Nadine Dorries (Conservative MP for Mid Beds) said the following:
No Prime Minister has ever had the political courage to award MPs an appropriate level of pay commensurate with their experience, qualifications and position; as recommended by the SSRB, year after year.
Prior to my intake in 2005, MPs were sat down by the establishment and told that the ACA was an allowance, not an expense, it was the MP's property, in lieu of pay; and the job of the fees office was to help them claim it.
I find this quite believable. More, I genuinely sympathise. It is a reasonable explanation of what happened — MPs weren't paid as much as they and everyone around them thought they should be paid, so "the establishment" found a solution in letting them take money under the table on the additional costs allowance.
That's a perfectly good explanation to me, but that's because I don't believe in democracy. To a democrat, however, MPs are the establishment. If they are not able to pass a law giving them a higher salary, that means the electorate doesn't want them to have a higher salary. If they conspire with officals to take the extra money anyway, then they are thieves and usurpers.

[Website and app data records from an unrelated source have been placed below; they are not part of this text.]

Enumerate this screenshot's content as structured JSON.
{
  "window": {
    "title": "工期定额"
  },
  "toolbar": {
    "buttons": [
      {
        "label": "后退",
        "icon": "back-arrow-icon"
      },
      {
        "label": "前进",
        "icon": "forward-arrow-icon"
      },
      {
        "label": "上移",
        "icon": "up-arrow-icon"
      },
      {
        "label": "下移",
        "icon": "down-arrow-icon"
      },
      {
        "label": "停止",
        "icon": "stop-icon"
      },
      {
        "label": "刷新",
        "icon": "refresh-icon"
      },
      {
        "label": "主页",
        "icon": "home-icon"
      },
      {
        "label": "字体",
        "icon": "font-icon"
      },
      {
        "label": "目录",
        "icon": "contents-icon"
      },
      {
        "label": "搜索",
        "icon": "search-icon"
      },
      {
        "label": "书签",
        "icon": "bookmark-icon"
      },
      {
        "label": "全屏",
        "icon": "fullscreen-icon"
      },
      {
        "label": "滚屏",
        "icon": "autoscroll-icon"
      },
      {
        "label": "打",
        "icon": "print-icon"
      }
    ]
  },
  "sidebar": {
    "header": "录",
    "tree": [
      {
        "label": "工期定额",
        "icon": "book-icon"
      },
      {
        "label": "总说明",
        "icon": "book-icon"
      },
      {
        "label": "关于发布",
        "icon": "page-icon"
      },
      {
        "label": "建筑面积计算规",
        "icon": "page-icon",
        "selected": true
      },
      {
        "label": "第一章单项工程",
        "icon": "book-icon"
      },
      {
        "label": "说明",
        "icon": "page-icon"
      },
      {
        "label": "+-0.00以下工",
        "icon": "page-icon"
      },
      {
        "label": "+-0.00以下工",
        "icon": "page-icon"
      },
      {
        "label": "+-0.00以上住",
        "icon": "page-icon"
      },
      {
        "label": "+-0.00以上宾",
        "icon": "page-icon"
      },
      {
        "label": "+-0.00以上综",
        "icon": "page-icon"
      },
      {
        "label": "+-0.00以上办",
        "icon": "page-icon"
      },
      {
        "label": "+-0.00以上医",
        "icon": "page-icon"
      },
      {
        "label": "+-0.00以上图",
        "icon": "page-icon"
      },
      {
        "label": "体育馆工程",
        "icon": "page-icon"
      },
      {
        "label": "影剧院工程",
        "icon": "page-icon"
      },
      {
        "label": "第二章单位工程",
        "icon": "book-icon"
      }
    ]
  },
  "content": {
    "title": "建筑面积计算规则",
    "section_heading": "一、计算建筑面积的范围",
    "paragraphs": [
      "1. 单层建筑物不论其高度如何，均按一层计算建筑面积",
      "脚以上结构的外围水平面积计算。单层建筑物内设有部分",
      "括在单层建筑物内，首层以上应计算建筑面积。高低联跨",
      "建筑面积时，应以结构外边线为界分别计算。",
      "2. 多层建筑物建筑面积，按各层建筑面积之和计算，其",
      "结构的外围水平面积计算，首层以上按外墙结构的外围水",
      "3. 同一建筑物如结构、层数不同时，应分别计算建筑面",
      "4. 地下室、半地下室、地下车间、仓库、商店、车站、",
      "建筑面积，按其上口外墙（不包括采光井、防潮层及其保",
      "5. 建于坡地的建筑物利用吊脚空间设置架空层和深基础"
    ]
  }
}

So here's the situation: If we live in a democracy, then our MPs are thieves and usurpers. If we don't, then... what the hell are our MPs? Not anything good, surely.
Dorries' further point, and the reason her blog that I took the quote from exists now only on Google's cache, is that the press were in on this all along but the Telegraph decided to blow it open only now, in order to cause a sea change in British Society by getting a few more minor party candidates elected as MEPs, or something. Personally I think having sharks with laser beams attached to their heads would be a better strategy, but there you go.
The real story here is this: MPs did not believe that voters had the right to determine what they were to be paid. MPs did believe that some "establishment" consisting of party whips and civil servants did have the right to determine what MPs were to be paid. The MPs worked for this "establishment", and not for the voters. Therefore our democracy is a complete fraud. If voters can't be allowed to decide what MPs get paid, what can they be allowed to decide? If nothing, what are MPs for anyway?
The normal conclusion to draw is what I was told this afternoon by the "No2EU" party (which turns out to be an alliance of the RMT and a few minor leftist parties) — that we need to "restore" our democracy. Of course, I disagree. The voters really aren't capable of making sensible decisions, about MPs pay or anything else. The conclusion that should be drawn is that we need to abandon our democracy, and the establishment that runs the country needs to stop pretending.
But since most people still believe we should have a democracy, admitting that we don't is just asking for trouble. Is that Dorries' point? I don't think so.
On reflection, she probably believes that we have a democracy that works adequately for everything except deciding MPs' salaries. It's a possibility that didn't initially occur to me, but might make sense to MPs.
Labels: anti-democracy, expenses